Many Kurds living in Istanbul today are victims of Turkey’s forced assimilation and depopulation policies of the country’s Kurdish region. Despite the hardships they have faced and continue to face, many Kurds in Istanbul and other cities in Western Turkey have worked themselves up, owning a relatively large percentage of the country’s tourism sector. Kurds are also eager to help each other out, so there is a strong community presence.
I spent most of my time strolling around the boulevard, listening to street performers, watching people. Many Kurdish songs were heard, and some of them very fitting, such as “Yan Mirin, Yan Diyarbekir” (“Either Death or Diyarbakir”).
The song is about Amed (Diyarbakir), the capital of Kurdistan and my road trip’s first destination. The translation may sound extreme, but it’s a loaded song, and its extreme popularity is a reflection of the Kurds’ inextinguishable desire for independence and freedom.
The clip below is en excerpt of the song “Yan Mirin, Yan Diyarbakir” performed by Group Bakur on Istanbul’s Istiklal Street.
Road Trip Cities
I want to close off with a video showcasing the cities and places visited during my road trip. This video captures the antiquity and unique character of Kurdistan in a different way, perhaps better than my blog posts and photos – even though this video is less personal. I especially recommend watching it if you are interested in archaeology and architecture.

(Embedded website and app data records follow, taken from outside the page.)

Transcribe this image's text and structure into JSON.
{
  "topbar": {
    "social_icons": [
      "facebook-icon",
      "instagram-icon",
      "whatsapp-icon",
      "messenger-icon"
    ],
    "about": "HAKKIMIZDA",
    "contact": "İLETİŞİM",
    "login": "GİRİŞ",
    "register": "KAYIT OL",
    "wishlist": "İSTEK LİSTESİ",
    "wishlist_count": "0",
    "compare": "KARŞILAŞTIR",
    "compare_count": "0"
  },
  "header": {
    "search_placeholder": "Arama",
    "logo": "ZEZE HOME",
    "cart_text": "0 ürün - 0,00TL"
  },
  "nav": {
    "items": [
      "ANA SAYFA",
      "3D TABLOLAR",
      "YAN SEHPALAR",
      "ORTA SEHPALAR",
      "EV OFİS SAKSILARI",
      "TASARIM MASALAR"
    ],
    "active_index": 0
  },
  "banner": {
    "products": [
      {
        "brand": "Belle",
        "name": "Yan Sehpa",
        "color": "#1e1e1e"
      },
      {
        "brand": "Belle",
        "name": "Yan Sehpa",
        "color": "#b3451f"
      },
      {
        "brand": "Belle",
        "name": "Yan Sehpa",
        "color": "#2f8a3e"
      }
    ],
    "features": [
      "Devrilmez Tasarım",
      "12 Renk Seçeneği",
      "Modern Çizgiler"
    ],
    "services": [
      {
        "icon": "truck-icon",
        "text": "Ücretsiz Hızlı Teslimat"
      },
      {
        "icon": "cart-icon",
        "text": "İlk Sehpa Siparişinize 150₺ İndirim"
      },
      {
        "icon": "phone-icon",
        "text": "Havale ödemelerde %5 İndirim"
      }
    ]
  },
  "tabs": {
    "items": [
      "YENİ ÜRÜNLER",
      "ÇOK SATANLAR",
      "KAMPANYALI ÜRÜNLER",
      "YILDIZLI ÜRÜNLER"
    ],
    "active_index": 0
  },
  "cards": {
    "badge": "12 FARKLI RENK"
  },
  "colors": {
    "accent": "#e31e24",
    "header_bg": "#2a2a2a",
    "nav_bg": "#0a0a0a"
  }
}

DESTINATIONS (Kurdish Name / International Name):
[00:00] – Amed / Diyarbakir, Kurdistan
[02:24] – Heskîf / Hasankeyf, Kurdistan
[03:20] – Mêrdîn / Mardin, Kurdistan

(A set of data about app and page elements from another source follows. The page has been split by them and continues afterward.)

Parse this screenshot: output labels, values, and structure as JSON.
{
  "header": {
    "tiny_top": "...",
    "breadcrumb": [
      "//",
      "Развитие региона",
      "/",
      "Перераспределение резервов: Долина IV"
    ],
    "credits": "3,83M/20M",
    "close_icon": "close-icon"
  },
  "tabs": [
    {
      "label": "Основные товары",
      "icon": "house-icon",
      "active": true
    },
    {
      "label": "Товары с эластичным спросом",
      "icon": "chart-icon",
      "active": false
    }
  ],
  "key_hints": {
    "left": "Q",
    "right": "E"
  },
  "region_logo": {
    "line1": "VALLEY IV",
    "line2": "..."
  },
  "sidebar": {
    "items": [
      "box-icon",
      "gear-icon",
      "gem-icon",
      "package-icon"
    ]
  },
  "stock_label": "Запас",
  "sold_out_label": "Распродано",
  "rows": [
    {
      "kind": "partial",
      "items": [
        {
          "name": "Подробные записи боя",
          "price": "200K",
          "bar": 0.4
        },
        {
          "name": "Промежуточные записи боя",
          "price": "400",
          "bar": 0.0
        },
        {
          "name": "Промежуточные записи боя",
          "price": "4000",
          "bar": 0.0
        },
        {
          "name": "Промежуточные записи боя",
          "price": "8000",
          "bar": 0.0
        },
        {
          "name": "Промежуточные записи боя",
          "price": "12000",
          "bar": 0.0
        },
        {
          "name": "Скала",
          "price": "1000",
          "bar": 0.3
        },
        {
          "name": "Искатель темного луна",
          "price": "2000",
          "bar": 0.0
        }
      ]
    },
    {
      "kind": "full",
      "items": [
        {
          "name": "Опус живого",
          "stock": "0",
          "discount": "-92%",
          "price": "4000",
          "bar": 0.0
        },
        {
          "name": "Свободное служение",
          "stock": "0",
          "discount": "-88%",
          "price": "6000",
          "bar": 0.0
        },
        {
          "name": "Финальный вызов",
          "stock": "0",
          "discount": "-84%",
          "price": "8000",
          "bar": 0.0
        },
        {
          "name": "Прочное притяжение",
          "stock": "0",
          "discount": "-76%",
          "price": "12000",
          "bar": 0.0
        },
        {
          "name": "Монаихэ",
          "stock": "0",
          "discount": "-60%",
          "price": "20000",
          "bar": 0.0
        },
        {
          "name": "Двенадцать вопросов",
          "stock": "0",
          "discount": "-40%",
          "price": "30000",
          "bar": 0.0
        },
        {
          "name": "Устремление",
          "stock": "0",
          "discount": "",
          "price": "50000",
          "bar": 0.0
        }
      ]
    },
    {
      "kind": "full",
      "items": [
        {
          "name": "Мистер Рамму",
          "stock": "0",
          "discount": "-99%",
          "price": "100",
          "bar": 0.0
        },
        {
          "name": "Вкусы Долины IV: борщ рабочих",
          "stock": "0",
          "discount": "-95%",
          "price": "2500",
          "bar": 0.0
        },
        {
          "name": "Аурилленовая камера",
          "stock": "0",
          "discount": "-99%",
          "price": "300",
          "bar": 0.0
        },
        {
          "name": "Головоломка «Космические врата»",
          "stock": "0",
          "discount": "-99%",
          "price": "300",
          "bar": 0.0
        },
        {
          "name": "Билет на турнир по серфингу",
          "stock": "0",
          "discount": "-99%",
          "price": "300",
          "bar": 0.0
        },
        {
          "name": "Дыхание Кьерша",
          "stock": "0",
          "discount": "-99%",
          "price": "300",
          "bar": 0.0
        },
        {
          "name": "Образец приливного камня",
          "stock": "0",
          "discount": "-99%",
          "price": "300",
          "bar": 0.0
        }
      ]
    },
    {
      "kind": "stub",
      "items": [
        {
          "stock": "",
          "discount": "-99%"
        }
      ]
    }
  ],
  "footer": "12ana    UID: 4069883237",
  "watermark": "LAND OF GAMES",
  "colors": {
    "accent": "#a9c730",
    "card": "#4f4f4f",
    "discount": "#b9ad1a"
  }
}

[04:18] – Deyrulzafaran Monastery, Kurdistan
[04:44] – The Ancient City of Dara, Kurdistan
[05:01] – Riha / Urfa, Kurdistan

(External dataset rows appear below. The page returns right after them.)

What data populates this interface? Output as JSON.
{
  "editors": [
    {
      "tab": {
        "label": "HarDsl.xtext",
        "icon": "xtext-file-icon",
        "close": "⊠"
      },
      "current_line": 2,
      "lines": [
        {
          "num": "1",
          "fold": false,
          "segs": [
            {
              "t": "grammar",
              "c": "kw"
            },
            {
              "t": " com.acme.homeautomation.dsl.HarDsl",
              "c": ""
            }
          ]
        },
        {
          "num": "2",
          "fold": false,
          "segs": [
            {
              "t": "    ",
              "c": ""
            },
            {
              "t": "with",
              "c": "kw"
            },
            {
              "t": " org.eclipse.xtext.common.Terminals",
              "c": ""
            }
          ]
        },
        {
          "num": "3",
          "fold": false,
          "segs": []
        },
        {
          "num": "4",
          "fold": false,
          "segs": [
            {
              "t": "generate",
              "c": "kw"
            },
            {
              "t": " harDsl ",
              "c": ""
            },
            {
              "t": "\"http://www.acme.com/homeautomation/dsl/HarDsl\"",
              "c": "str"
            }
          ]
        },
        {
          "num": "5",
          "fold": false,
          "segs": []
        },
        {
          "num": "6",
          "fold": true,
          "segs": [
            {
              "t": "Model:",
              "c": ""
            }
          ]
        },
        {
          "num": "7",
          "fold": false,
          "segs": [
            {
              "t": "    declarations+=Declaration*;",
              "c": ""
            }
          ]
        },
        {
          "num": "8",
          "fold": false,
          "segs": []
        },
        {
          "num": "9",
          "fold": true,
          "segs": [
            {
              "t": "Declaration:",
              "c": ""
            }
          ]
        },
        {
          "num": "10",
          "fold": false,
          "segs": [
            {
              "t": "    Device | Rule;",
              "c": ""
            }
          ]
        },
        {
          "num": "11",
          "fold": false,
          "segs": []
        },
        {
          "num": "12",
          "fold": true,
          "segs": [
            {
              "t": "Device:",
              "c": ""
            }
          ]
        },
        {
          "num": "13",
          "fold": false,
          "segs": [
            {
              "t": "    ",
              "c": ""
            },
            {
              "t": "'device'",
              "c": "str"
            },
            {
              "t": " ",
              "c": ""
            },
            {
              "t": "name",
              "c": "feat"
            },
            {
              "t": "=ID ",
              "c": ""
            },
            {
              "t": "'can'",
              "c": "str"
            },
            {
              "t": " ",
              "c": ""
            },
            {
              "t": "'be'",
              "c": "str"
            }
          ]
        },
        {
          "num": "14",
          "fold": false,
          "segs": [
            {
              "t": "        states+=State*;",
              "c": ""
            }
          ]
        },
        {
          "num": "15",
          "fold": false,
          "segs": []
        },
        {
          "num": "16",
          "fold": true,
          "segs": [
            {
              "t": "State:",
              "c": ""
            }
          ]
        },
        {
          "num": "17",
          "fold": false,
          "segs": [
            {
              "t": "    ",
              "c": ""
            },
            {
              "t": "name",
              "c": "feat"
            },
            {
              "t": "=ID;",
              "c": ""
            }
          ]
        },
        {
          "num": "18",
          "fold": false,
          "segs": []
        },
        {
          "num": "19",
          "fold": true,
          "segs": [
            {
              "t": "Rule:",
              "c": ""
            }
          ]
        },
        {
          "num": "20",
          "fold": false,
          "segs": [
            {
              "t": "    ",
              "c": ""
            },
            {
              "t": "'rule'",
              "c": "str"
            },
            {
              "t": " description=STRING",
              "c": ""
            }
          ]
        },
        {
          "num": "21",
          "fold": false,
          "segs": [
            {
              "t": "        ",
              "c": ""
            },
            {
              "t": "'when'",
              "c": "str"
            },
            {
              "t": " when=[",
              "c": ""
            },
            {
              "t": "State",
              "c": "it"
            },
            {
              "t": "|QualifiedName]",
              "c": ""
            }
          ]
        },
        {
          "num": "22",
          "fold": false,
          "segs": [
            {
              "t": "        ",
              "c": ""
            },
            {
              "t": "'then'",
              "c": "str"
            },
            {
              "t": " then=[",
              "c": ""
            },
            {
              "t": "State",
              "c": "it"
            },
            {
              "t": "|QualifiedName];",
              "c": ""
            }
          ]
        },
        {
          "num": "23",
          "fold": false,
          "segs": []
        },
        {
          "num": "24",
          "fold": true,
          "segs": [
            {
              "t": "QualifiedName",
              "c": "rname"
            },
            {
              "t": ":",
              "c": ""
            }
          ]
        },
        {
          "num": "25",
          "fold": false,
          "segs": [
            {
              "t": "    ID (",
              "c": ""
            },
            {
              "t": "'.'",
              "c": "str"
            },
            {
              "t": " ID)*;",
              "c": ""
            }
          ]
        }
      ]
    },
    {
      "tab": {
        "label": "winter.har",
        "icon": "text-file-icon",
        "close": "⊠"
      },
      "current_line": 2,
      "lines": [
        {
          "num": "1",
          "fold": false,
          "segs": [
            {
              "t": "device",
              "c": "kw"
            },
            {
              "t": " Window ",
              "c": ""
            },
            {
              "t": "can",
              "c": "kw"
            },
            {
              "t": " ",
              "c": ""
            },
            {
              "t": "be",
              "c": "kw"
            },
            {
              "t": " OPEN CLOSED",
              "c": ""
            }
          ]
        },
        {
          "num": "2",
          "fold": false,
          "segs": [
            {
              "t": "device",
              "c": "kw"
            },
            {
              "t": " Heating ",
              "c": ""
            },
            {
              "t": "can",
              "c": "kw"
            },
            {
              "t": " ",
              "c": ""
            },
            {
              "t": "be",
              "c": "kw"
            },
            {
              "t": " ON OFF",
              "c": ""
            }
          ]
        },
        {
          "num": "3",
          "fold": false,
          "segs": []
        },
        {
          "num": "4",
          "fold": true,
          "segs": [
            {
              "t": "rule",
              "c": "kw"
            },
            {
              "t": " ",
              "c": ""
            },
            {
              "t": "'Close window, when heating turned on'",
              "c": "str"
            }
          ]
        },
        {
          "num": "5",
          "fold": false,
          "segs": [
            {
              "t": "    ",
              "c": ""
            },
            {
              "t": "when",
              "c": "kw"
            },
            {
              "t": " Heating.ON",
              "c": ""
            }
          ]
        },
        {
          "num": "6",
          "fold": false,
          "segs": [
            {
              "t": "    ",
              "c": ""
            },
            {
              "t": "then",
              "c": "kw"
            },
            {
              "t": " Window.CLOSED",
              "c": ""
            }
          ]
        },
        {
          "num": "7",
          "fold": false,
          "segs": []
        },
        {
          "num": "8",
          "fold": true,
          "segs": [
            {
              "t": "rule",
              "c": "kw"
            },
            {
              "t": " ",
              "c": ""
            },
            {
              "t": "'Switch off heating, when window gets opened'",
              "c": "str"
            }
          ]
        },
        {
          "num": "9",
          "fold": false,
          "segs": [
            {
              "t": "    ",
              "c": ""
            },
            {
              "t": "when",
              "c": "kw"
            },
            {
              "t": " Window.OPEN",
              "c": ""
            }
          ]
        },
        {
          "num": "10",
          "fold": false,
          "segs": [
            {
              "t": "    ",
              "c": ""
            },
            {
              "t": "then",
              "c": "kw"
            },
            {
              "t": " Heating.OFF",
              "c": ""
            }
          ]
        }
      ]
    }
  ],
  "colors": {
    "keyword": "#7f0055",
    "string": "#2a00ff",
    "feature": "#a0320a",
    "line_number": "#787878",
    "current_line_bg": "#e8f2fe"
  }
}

[05:50] – Girê Mirazan / Göbekli Tepe, Kurdistan
[06:00] – Xelfetî / Halfeti, Kurdistan
KURDISH MUSIC IN THIS CLIP:
- Raghs-e Atash (Dance of Fire) by Ardeshir Kamkar
- Dera Sorê (The Red Church) by Koma Dengê Azadî
The compilation above was made from parts of a one-hour video I created for my KURDISH HERITAGE project. The video is a comprehensive introduction to all of Kurdistan’s different regions.
Kurdistan is considered the Cradle of Civilization. All of human civilization’s “firsts”, such as the advent of agriculture, scripture, and the first villages originated from what is today known as Kurdistan. Kurdistan is unfortunately (and undeservedly) little known.
Kurdistan has unique and well-preserved cultures, a plethora of native and still widely practiced religions and sects, and ancient monuments that dwarfs the Great Pyramids of Giza in their age. However, few eyes have seen these monuments. Not in the least because over 50,000 (!) ancient archaeological sites remain unexcavated. This video is, in essence, just a quick history lesson.
The video comes with explanatory subtitles. In addition, I am sure you will appreciate the authentic Kurdish music that accompanies every second.
The full-length video is embedded below, but you can also view it on my YouTube channel by following this link:
KURDISTAN: Ground Zero of History – Kurdish Cities and Historic Sites.
I hope you enjoyed my Mesopotamia Travelogue.
Thank you for reading and watching.
Road Trip Destinations & Route
|City, Town or Village||Istanbul|
|Year(s) Visited||2010, 2017, 2019|